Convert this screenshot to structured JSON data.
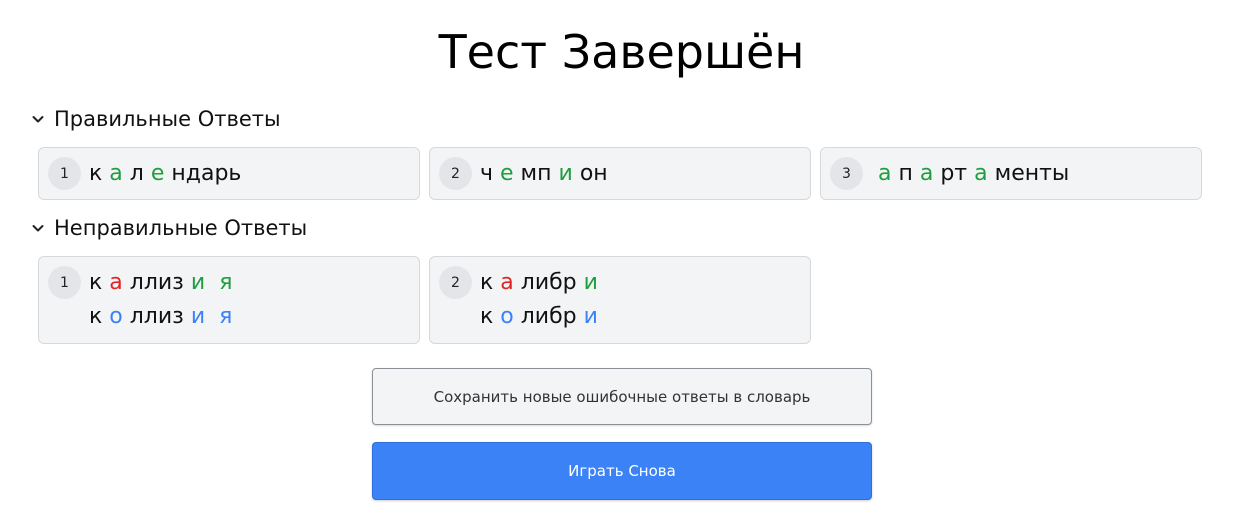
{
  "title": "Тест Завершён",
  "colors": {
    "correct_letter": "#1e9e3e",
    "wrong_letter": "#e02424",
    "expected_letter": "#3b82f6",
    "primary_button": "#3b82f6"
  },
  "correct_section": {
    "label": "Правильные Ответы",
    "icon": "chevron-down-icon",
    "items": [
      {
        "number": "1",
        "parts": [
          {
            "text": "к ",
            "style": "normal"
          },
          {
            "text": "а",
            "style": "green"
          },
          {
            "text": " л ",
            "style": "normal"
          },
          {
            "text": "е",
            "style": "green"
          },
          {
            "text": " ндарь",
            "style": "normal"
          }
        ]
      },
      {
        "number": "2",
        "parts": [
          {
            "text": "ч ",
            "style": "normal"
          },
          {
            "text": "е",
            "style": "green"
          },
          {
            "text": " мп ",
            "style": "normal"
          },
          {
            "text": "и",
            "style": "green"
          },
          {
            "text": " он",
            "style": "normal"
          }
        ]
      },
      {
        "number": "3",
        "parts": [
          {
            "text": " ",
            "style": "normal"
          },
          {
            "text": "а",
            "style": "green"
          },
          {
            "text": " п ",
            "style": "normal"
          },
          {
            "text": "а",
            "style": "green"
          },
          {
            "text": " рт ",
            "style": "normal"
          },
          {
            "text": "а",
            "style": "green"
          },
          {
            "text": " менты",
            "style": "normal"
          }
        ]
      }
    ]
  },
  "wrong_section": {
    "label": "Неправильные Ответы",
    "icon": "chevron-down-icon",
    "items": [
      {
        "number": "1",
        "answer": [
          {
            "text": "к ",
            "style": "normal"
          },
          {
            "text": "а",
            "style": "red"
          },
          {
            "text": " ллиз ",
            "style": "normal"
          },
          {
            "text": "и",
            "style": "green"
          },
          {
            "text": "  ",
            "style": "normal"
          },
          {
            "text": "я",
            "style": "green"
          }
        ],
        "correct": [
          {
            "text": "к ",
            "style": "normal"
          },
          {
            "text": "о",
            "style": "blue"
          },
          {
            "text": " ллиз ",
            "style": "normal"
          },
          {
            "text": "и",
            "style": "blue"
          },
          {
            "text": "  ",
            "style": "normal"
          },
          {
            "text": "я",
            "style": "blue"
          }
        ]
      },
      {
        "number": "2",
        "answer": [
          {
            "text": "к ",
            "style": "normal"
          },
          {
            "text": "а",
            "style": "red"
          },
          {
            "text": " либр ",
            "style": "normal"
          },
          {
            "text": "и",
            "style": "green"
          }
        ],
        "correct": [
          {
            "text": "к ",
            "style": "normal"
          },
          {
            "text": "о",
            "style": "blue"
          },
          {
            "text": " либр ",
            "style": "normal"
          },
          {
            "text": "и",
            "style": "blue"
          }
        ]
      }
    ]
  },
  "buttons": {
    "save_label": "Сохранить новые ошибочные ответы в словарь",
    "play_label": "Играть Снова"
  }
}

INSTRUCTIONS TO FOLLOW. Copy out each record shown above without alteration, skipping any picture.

SOLUTION FOR THIS TASK.
Convert this screenshot to structured JSON data.
{
  "title": "Тест Завершён",
  "colors": {
    "correct_letter": "#1e9e3e",
    "wrong_letter": "#e02424",
    "expected_letter": "#3b82f6",
    "primary_button": "#3b82f6"
  },
  "correct_section": {
    "label": "Правильные Ответы",
    "icon": "chevron-down-icon",
    "items": [
      {
        "number": "1",
        "parts": [
          {
            "text": "к ",
            "style": "normal"
          },
          {
            "text": "а",
            "style": "green"
          },
          {
            "text": " л ",
            "style": "normal"
          },
          {
            "text": "е",
            "style": "green"
          },
          {
            "text": " ндарь",
            "style": "normal"
          }
        ]
      },
      {
        "number": "2",
        "parts": [
          {
            "text": "ч ",
            "style": "normal"
          },
          {
            "text": "е",
            "style": "green"
          },
          {
            "text": " мп ",
            "style": "normal"
          },
          {
            "text": "и",
            "style": "green"
          },
          {
            "text": " он",
            "style": "normal"
          }
        ]
      },
      {
        "number": "3",
        "parts": [
          {
            "text": " ",
            "style": "normal"
          },
          {
            "text": "а",
            "style": "green"
          },
          {
            "text": " п ",
            "style": "normal"
          },
          {
            "text": "а",
            "style": "green"
          },
          {
            "text": " рт ",
            "style": "normal"
          },
          {
            "text": "а",
            "style": "green"
          },
          {
            "text": " менты",
            "style": "normal"
          }
        ]
      }
    ]
  },
  "wrong_section": {
    "label": "Неправильные Ответы",
    "icon": "chevron-down-icon",
    "items": [
      {
        "number": "1",
        "answer": [
          {
            "text": "к ",
            "style": "normal"
          },
          {
            "text": "а",
            "style": "red"
          },
          {
            "text": " ллиз ",
            "style": "normal"
          },
          {
            "text": "и",
            "style": "green"
          },
          {
            "text": "  ",
            "style": "normal"
          },
          {
            "text": "я",
            "style": "green"
          }
        ],
        "correct": [
          {
            "text": "к ",
            "style": "normal"
          },
          {
            "text": "о",
            "style": "blue"
          },
          {
            "text": " ллиз ",
            "style": "normal"
          },
          {
            "text": "и",
            "style": "blue"
          },
          {
            "text": "  ",
            "style": "normal"
          },
          {
            "text": "я",
            "style": "blue"
          }
        ]
      },
      {
        "number": "2",
        "answer": [
          {
            "text": "к ",
            "style": "normal"
          },
          {
            "text": "а",
            "style": "red"
          },
          {
            "text": " либр ",
            "style": "normal"
          },
          {
            "text": "и",
            "style": "green"
          }
        ],
        "correct": [
          {
            "text": "к ",
            "style": "normal"
          },
          {
            "text": "о",
            "style": "blue"
          },
          {
            "text": " либр ",
            "style": "normal"
          },
          {
            "text": "и",
            "style": "blue"
          }
        ]
      }
    ]
  },
  "buttons": {
    "save_label": "Сохранить новые ошибочные ответы в словарь",
    "play_label": "Играть Снова"
  }
}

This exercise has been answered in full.